● EXERCISE INPUTS:
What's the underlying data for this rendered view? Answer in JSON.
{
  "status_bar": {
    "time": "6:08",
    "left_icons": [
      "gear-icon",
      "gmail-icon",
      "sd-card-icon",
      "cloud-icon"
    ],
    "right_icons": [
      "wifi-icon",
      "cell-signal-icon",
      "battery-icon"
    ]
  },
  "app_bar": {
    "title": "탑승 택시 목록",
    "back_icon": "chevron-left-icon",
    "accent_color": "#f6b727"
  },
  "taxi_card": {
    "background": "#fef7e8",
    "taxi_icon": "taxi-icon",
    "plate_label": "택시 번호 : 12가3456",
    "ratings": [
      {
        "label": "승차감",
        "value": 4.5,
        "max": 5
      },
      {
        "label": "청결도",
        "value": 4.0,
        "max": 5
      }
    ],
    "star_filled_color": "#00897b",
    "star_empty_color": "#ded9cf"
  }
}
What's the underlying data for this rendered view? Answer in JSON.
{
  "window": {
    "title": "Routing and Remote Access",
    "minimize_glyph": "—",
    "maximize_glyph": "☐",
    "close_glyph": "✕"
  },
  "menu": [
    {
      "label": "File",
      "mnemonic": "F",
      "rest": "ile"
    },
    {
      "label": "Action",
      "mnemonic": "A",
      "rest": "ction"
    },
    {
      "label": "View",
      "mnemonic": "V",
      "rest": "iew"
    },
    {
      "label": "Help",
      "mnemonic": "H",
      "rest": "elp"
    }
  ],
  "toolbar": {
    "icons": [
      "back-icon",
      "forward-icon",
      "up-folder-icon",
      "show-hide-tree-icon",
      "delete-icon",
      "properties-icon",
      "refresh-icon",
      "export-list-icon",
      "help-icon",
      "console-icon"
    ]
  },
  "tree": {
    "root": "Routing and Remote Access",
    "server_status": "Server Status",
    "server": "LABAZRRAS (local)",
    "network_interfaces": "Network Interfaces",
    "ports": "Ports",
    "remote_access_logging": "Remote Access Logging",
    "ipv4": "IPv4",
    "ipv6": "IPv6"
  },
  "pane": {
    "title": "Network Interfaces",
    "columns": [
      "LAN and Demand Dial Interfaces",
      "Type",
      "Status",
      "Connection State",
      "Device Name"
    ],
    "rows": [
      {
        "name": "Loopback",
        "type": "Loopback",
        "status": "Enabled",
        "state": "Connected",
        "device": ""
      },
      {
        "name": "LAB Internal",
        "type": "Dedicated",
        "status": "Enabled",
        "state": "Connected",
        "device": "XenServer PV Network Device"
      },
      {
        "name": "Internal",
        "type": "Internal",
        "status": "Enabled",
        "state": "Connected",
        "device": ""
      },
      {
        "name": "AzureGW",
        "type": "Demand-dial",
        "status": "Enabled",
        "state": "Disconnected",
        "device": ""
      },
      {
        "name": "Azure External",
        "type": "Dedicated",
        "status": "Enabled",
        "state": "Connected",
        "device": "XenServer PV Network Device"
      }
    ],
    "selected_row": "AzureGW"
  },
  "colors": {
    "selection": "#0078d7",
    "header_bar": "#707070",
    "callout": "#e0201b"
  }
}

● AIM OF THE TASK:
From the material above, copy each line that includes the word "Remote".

● FINISHED EXERCISE:
    "title": "Routing and Remote Access",
    "root": "Routing and Remote Access",
    "remote_access_logging": "Remote Access Logging",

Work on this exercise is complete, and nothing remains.